Today an important contribution to the quantum computing community was published on PLOS ONE. The paper was authored by Mark Fingerhuth and Tomáš Babej, founders of our alumni company ProteinQure, and Peter Wittek, academic director of our Quantum Machine Learning program based at the University of Toronto.
The paper is a collection and review of open-source software in quantum technologies that gives credit to the authors of these projects and highlights best practices to foster the growing community of quantum software developers.

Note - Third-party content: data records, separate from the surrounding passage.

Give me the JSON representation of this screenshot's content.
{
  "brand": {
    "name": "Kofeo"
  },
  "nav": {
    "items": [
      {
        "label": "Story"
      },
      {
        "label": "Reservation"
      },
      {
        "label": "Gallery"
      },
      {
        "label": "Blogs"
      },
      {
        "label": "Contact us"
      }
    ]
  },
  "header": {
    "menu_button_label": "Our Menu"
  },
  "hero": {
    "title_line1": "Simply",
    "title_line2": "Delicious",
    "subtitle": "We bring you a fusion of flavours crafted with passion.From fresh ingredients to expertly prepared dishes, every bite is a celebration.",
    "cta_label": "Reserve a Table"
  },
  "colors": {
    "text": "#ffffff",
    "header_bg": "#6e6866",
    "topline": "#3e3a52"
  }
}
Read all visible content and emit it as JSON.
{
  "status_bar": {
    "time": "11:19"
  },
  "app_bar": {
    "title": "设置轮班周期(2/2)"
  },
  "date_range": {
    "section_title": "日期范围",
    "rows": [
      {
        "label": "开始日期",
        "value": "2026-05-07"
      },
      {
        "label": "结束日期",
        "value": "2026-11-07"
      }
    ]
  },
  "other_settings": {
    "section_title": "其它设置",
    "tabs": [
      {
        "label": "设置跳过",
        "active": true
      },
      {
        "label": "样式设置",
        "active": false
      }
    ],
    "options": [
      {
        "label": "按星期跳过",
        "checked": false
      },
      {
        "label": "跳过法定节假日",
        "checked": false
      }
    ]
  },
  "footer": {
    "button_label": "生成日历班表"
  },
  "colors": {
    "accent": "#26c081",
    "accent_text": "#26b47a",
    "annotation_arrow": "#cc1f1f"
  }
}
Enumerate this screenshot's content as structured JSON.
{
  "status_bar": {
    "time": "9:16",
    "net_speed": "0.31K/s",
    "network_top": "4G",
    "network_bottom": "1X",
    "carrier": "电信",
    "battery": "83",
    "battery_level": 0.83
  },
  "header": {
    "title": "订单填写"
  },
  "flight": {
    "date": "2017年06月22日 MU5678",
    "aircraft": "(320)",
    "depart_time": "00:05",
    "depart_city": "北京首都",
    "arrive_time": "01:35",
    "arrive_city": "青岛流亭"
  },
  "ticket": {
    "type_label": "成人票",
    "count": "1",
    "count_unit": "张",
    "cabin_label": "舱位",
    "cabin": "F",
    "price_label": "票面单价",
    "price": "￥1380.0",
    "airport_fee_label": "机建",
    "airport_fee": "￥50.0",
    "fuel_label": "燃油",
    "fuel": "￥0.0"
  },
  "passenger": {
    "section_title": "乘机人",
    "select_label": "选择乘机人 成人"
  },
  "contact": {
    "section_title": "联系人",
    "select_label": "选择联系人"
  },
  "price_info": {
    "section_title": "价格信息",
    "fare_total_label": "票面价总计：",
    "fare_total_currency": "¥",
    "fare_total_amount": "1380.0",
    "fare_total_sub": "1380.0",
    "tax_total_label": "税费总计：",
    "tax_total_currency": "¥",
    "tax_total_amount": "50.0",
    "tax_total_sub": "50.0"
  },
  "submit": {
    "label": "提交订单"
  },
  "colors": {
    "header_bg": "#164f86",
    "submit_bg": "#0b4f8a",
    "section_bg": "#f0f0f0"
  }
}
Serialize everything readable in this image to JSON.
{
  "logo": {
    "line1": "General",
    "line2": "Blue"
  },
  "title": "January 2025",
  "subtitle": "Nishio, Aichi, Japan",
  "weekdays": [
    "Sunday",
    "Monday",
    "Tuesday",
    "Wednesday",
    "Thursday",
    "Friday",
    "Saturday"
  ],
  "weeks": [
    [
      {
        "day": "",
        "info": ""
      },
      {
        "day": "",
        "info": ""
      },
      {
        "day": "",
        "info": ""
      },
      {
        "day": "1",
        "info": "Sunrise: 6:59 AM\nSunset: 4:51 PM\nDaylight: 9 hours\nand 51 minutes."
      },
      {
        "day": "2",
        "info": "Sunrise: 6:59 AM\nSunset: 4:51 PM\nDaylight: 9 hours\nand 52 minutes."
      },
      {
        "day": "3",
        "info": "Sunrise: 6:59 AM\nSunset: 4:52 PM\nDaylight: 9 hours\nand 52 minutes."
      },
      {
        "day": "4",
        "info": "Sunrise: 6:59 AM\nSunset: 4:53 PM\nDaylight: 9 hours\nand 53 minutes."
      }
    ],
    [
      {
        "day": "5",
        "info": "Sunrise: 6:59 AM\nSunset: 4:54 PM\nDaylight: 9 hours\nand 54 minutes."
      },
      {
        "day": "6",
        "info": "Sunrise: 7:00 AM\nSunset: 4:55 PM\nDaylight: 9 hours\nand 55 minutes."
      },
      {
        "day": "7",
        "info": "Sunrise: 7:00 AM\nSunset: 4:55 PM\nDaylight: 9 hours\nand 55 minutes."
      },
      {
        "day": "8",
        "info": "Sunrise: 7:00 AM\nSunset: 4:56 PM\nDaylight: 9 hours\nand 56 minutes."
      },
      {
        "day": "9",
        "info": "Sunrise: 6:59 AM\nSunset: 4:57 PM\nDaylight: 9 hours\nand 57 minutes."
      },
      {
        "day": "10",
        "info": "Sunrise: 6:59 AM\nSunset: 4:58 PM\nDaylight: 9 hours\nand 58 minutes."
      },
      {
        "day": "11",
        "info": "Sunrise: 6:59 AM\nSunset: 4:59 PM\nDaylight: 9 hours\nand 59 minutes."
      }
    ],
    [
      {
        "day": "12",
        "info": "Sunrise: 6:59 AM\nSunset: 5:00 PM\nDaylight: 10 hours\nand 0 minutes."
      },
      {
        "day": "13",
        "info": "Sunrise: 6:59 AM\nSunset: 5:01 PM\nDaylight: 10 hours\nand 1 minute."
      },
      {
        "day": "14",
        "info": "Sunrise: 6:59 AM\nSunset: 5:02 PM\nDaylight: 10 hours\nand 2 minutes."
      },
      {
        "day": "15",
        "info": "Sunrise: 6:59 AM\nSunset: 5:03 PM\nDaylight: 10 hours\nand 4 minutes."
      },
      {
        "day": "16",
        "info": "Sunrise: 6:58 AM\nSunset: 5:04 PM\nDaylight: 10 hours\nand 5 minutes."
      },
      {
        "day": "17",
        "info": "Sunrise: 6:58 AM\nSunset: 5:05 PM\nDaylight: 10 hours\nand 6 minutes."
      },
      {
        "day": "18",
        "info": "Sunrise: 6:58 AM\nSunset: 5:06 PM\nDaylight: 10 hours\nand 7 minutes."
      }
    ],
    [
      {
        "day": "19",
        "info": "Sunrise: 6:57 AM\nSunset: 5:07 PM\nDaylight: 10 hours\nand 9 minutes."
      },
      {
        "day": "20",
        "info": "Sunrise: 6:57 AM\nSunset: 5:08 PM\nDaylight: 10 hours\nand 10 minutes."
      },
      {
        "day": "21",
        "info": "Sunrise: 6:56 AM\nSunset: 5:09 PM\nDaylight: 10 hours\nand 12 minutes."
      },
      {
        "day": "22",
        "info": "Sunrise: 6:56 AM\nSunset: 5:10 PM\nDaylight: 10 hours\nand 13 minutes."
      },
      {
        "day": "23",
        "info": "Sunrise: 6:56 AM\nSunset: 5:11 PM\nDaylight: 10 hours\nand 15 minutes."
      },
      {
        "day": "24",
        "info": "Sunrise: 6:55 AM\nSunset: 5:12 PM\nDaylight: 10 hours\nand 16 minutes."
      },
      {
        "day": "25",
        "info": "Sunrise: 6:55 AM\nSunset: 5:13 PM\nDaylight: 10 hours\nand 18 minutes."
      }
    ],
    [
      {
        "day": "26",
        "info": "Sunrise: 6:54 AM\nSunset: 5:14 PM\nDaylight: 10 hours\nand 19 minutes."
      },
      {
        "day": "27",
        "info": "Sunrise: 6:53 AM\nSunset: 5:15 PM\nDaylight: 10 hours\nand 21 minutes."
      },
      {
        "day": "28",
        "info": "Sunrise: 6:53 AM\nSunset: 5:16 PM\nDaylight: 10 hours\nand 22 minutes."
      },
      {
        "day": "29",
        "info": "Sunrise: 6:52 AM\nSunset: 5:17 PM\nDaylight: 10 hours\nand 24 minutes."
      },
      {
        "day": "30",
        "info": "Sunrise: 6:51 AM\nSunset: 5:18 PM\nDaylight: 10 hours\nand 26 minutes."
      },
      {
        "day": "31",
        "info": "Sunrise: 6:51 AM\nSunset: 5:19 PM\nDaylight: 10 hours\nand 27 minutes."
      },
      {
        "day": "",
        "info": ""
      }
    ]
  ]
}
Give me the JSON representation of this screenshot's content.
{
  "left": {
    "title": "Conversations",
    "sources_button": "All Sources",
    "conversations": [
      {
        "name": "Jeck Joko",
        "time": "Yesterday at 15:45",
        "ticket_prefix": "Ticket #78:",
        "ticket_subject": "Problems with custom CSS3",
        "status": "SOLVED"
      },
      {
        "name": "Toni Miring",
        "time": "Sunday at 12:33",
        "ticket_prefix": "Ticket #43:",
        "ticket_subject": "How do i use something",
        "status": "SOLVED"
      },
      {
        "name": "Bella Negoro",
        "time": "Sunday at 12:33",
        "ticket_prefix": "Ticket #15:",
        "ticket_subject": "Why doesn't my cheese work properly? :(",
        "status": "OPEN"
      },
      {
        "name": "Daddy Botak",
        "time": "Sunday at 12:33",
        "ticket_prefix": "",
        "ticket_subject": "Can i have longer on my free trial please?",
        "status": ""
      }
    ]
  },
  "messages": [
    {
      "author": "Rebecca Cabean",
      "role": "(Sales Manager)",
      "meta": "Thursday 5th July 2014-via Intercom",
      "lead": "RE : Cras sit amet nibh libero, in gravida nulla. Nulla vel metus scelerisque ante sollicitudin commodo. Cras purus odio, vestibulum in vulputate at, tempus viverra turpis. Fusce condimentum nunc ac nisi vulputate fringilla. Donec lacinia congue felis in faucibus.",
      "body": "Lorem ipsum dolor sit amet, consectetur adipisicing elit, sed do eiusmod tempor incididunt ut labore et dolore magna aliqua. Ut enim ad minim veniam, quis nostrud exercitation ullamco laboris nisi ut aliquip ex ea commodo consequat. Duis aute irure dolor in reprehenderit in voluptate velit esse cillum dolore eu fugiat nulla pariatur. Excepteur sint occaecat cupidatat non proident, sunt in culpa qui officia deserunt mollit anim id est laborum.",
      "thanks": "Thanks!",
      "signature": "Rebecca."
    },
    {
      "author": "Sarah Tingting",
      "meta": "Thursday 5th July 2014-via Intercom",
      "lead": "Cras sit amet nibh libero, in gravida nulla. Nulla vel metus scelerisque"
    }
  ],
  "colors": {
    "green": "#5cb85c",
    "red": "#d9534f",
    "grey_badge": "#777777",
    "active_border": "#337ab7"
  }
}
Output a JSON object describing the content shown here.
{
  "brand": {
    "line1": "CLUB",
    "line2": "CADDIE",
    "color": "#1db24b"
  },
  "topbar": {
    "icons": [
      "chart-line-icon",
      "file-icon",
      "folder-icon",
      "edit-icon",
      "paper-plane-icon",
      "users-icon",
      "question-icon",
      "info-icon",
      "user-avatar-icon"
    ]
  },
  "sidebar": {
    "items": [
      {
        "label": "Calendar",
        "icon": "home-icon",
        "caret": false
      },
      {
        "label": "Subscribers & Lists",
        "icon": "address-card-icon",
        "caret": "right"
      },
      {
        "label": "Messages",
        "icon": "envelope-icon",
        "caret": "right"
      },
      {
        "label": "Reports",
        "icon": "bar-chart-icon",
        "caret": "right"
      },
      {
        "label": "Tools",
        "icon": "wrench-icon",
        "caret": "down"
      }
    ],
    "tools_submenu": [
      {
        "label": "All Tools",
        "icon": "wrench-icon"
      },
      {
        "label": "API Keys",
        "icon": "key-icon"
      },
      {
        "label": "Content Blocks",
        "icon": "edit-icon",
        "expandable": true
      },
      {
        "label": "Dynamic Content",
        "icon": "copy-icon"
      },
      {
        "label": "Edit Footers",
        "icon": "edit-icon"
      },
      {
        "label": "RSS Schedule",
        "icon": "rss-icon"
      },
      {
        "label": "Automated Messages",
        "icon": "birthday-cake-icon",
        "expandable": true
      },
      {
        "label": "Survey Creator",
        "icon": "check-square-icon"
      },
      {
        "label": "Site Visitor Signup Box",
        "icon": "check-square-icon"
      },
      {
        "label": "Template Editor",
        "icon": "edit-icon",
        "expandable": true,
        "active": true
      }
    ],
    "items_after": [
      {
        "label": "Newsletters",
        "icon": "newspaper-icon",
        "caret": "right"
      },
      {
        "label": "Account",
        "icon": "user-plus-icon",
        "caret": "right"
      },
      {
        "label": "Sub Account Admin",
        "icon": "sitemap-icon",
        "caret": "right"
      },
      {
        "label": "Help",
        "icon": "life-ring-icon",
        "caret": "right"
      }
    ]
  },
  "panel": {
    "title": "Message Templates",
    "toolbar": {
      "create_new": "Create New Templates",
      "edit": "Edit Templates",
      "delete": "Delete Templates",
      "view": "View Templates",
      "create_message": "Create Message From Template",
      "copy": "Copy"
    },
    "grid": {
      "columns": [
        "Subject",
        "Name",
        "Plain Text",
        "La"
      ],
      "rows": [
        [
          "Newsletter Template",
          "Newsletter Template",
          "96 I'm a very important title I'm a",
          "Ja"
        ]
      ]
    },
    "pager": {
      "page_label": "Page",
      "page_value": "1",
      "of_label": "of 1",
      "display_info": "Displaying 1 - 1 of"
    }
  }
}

The paper is also intended for computer scientists and IT professionals who are interested in quantum computing but do not know where to start. The survey provides an introduction to the pragmatic aspects of using quantum computers today. For example, the paper provides an excellent overview of workflows for algorithms running on quantum computers, as shown in this example of a gate model software stack:
This work is an important step towards making quantum computing mainstream. With the growth of open-source software dedicated to quantum programming, the barrier to entry continues to drop.
The growth of a robust open-source community is a key indicator of the development of the industry as a whole, since building quantum computing applications will require multidisciplinary teams from diverse industr
y and academic backgrounds. Anyone interested in exploring practical tools for programming this kind of emerging hardware should read this paper.
The pace of development in quantum computing mirrors the rapid advances made in machine learning and artificial intelligence. It is natural to ask whether quantum technologies could boost learning algorithms: this field of inquiry is called quantum-enhanced machine learning. Peter Wittek, Academic Director of the CDL Quantum Machine Learning program, is launching a course to show what benefits current and future quantum technologies can provide to machine learning, focusing on algorithms that are challenging with classical digital computers. They have put a strong emphasis on implementing the protocols, using open source frameworks in Python. Prominent researchers in the field will give guest lectures to provide extra depth to each major topic. These guest lecturers include Alán Aspuru-Guzik, Seth Lloyd, Roger Melko, and Maria Schuld.